*** Opening Provided material ***
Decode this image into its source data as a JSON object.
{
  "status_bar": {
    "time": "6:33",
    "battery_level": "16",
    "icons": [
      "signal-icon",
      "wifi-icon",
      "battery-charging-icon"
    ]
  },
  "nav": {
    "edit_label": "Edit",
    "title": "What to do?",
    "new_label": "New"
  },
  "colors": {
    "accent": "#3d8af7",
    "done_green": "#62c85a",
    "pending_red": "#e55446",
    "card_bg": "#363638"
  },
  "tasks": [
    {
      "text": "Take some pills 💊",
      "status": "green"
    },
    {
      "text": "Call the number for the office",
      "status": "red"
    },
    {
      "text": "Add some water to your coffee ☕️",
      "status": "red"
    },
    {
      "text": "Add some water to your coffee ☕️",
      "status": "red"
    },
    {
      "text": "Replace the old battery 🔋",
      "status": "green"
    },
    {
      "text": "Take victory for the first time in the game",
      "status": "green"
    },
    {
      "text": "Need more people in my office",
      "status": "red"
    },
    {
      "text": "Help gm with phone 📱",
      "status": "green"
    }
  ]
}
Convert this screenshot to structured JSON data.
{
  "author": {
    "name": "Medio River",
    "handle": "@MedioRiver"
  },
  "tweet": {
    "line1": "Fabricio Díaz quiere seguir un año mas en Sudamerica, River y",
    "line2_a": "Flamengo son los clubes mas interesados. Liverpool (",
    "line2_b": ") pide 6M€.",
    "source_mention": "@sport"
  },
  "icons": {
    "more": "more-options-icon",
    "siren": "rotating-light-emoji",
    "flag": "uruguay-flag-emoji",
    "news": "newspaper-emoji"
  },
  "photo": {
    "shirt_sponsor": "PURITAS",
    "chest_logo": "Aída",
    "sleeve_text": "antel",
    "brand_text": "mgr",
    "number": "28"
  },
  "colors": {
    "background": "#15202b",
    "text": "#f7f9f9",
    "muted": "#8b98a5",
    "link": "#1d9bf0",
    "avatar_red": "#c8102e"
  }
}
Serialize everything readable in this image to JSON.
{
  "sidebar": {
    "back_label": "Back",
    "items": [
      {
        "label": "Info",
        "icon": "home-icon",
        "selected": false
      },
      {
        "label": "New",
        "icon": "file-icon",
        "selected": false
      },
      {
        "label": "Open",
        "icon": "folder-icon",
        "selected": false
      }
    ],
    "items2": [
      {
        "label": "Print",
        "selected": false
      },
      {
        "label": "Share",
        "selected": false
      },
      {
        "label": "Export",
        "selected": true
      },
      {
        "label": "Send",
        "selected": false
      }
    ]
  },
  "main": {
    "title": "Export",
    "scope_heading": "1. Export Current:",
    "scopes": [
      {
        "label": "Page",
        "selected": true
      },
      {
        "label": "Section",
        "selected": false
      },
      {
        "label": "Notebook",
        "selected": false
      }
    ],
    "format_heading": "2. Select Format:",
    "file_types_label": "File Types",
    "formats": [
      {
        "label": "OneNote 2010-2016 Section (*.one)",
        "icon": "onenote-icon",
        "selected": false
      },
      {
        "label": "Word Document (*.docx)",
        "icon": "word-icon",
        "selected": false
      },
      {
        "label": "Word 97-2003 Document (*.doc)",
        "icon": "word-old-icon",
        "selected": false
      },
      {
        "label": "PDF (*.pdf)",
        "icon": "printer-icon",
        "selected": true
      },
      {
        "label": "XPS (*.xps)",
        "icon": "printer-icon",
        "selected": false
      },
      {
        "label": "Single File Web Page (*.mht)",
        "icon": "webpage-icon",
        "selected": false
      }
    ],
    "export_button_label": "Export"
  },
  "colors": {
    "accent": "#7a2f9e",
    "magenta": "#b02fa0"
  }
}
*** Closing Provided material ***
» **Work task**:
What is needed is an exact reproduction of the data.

» **Solution to the exercise**:
Decode this image into its source data as a JSON object.
{
  "status_bar": {
    "time": "6:33",
    "battery_level": "16",
    "icons": [
      "signal-icon",
      "wifi-icon",
      "battery-charging-icon"
    ]
  },
  "nav": {
    "edit_label": "Edit",
    "title": "What to do?",
    "new_label": "New"
  },
  "colors": {
    "accent": "#3d8af7",
    "done_green": "#62c85a",
    "pending_red": "#e55446",
    "card_bg": "#363638"
  },
  "tasks": [
    {
      "text": "Take some pills 💊",
      "status": "green"
    },
    {
      "text": "Call the number for the office",
      "status": "red"
    },
    {
      "text": "Add some water to your coffee ☕️",
      "status": "red"
    },
    {
      "text": "Add some water to your coffee ☕️",
      "status": "red"
    },
    {
      "text": "Replace the old battery 🔋",
      "status": "green"
    },
    {
      "text": "Take victory for the first time in the game",
      "status": "green"
    },
    {
      "text": "Need more people in my office",
      "status": "red"
    },
    {
      "text": "Help gm with phone 📱",
      "status": "green"
    }
  ]
}
Convert this screenshot to structured JSON data.
{
  "author": {
    "name": "Medio River",
    "handle": "@MedioRiver"
  },
  "tweet": {
    "line1": "Fabricio Díaz quiere seguir un año mas en Sudamerica, River y",
    "line2_a": "Flamengo son los clubes mas interesados. Liverpool (",
    "line2_b": ") pide 6M€.",
    "source_mention": "@sport"
  },
  "icons": {
    "more": "more-options-icon",
    "siren": "rotating-light-emoji",
    "flag": "uruguay-flag-emoji",
    "news": "newspaper-emoji"
  },
  "photo": {
    "shirt_sponsor": "PURITAS",
    "chest_logo": "Aída",
    "sleeve_text": "antel",
    "brand_text": "mgr",
    "number": "28"
  },
  "colors": {
    "background": "#15202b",
    "text": "#f7f9f9",
    "muted": "#8b98a5",
    "link": "#1d9bf0",
    "avatar_red": "#c8102e"
  }
}
Serialize everything readable in this image to JSON.
{
  "sidebar": {
    "back_label": "Back",
    "items": [
      {
        "label": "Info",
        "icon": "home-icon",
        "selected": false
      },
      {
        "label": "New",
        "icon": "file-icon",
        "selected": false
      },
      {
        "label": "Open",
        "icon": "folder-icon",
        "selected": false
      }
    ],
    "items2": [
      {
        "label": "Print",
        "selected": false
      },
      {
        "label": "Share",
        "selected": false
      },
      {
        "label": "Export",
        "selected": true
      },
      {
        "label": "Send",
        "selected": false
      }
    ]
  },
  "main": {
    "title": "Export",
    "scope_heading": "1. Export Current:",
    "scopes": [
      {
        "label": "Page",
        "selected": true
      },
      {
        "label": "Section",
        "selected": false
      },
      {
        "label": "Notebook",
        "selected": false
      }
    ],
    "format_heading": "2. Select Format:",
    "file_types_label": "File Types",
    "formats": [
      {
        "label": "OneNote 2010-2016 Section (*.one)",
        "icon": "onenote-icon",
        "selected": false
      },
      {
        "label": "Word Document (*.docx)",
        "icon": "word-icon",
        "selected": false
      },
      {
        "label": "Word 97-2003 Document (*.doc)",
        "icon": "word-old-icon",
        "selected": false
      },
      {
        "label": "PDF (*.pdf)",
        "icon": "printer-icon",
        "selected": true
      },
      {
        "label": "XPS (*.xps)",
        "icon": "printer-icon",
        "selected": false
      },
      {
        "label": "Single File Web Page (*.mht)",
        "icon": "webpage-icon",
        "selected": false
      }
    ],
    "export_button_label": "Export"
  },
  "colors": {
    "accent": "#7a2f9e",
    "magenta": "#b02fa0"
  }
}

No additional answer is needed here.